Records from a collection
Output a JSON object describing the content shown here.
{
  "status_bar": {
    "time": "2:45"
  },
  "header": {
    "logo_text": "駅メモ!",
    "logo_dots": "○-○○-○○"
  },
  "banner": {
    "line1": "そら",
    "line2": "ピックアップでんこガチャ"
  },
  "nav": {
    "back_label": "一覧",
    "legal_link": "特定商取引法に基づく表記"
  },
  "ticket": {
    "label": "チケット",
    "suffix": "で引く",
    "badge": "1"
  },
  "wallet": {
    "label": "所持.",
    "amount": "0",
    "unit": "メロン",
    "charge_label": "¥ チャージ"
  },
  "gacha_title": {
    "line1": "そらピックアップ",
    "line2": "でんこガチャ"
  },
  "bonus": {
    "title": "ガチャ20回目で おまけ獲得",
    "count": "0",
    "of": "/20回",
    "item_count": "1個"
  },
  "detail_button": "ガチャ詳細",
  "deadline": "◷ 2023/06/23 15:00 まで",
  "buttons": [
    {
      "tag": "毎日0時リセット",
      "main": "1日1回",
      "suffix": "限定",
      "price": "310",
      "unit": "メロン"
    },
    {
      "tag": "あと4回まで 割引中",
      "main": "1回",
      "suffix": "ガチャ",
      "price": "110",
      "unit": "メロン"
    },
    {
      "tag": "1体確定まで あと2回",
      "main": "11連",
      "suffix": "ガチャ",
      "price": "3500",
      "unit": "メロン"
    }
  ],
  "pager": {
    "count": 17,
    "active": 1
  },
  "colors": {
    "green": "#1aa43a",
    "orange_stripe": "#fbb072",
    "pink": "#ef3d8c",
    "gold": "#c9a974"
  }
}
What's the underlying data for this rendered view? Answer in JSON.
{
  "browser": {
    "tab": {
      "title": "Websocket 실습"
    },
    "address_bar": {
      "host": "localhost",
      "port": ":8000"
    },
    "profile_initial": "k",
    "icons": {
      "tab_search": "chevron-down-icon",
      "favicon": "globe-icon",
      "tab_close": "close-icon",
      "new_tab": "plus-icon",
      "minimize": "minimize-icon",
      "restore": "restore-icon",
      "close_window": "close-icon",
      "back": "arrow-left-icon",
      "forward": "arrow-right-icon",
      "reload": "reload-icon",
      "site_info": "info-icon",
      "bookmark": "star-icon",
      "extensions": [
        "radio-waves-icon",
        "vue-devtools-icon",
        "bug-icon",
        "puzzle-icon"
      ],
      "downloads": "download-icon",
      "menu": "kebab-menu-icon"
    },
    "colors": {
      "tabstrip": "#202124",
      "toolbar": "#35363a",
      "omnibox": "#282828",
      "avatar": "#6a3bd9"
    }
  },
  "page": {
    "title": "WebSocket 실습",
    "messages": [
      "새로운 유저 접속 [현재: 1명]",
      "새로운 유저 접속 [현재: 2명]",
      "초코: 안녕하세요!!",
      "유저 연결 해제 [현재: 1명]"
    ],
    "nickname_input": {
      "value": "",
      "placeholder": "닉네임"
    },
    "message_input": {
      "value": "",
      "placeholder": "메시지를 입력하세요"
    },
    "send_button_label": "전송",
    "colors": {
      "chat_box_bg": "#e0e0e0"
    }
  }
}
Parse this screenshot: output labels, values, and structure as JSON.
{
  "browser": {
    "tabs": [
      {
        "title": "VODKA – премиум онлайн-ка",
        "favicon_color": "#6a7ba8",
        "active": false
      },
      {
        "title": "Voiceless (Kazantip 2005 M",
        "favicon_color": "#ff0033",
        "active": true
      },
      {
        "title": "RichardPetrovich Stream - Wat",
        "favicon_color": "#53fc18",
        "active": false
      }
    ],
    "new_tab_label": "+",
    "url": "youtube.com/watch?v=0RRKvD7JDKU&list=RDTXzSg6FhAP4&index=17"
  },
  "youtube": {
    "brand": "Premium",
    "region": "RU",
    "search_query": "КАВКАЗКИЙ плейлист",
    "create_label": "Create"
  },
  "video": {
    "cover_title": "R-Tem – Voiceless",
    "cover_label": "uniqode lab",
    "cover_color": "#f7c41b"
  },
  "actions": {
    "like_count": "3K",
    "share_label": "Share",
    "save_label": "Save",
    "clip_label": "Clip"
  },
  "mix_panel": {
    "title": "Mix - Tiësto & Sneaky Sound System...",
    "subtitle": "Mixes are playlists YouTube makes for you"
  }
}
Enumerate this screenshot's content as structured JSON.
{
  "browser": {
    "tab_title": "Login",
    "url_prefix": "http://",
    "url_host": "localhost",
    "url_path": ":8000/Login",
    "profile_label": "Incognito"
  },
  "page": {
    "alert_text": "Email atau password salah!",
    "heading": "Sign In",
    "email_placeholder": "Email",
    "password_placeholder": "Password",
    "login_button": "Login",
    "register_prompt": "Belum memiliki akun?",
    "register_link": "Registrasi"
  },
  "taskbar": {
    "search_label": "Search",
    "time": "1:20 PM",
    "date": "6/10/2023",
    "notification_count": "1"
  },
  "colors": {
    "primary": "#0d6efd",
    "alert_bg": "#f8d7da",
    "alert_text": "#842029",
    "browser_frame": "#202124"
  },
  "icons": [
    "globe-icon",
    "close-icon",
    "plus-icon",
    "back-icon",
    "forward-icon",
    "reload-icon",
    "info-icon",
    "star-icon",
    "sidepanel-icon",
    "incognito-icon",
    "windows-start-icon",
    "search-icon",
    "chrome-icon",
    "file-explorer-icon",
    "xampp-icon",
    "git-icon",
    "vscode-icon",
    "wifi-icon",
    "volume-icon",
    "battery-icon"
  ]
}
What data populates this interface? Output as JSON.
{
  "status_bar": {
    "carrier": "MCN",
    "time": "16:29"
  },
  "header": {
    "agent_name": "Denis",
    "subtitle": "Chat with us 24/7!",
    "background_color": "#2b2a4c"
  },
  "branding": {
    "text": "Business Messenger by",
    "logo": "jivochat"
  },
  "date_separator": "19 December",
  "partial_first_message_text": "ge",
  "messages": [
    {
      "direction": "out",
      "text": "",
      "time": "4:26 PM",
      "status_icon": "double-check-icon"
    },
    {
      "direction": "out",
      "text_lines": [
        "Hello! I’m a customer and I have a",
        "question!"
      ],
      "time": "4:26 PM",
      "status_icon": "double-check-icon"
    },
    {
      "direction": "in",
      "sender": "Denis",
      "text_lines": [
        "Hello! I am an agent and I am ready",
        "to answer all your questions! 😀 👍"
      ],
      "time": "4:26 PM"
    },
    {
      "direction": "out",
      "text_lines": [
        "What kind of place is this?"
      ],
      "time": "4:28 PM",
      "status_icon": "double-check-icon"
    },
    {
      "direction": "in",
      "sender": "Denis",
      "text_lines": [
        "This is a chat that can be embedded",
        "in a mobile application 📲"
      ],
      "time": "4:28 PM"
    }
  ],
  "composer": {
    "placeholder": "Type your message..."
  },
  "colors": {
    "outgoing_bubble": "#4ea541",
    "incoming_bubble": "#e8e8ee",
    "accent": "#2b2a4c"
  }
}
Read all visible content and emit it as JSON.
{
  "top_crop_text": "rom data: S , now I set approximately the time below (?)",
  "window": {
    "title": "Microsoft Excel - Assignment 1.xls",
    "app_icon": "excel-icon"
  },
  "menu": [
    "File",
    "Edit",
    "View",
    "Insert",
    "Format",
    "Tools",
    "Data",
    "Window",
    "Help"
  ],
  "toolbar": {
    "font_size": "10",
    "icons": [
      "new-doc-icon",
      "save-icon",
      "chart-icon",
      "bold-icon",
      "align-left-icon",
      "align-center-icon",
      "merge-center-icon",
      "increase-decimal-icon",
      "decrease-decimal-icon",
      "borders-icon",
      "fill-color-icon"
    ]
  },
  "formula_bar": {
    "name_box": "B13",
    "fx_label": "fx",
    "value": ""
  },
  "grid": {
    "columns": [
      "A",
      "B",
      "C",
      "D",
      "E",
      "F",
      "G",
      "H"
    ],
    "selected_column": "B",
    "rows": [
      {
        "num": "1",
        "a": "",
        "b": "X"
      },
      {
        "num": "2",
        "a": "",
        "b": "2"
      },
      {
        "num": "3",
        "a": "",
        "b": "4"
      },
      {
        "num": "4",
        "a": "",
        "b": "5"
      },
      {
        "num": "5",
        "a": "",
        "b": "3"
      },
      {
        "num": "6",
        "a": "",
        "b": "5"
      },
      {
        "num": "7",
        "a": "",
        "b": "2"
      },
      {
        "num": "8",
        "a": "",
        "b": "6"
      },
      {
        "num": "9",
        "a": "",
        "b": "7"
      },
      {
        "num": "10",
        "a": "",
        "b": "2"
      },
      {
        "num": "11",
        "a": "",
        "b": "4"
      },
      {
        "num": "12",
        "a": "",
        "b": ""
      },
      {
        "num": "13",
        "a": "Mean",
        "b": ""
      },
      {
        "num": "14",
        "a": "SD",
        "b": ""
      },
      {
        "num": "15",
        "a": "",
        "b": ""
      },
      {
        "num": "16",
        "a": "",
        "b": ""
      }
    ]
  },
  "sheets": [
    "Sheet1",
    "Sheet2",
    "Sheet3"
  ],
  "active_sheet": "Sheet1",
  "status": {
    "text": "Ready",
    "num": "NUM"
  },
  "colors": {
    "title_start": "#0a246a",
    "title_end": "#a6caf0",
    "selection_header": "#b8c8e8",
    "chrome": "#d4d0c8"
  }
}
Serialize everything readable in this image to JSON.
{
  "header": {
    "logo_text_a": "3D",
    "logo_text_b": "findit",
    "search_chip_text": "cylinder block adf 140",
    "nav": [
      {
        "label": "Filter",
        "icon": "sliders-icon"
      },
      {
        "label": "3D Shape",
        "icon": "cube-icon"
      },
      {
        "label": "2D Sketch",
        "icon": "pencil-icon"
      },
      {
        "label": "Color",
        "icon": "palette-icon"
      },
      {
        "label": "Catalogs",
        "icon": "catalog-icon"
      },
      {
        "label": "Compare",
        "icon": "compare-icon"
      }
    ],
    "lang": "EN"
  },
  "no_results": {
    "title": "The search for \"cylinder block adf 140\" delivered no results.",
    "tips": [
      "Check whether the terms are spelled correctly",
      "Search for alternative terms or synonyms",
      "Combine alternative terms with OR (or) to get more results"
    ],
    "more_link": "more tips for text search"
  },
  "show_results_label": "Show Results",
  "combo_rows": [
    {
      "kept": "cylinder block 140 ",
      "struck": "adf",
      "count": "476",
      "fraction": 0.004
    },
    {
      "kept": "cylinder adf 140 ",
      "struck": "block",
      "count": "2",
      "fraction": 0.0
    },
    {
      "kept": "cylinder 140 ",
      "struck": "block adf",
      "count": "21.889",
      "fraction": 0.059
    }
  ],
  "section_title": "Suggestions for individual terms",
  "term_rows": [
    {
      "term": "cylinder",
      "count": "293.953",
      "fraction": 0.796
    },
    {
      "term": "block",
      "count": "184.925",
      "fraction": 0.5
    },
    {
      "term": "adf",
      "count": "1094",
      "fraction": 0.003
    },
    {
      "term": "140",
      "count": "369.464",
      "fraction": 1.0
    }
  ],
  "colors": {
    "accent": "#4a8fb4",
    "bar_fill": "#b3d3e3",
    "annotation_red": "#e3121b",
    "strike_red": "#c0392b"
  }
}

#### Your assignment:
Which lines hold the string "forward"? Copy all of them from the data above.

#### Exercise solution:
      "forward": "arrow-right-icon",
    "forward-icon",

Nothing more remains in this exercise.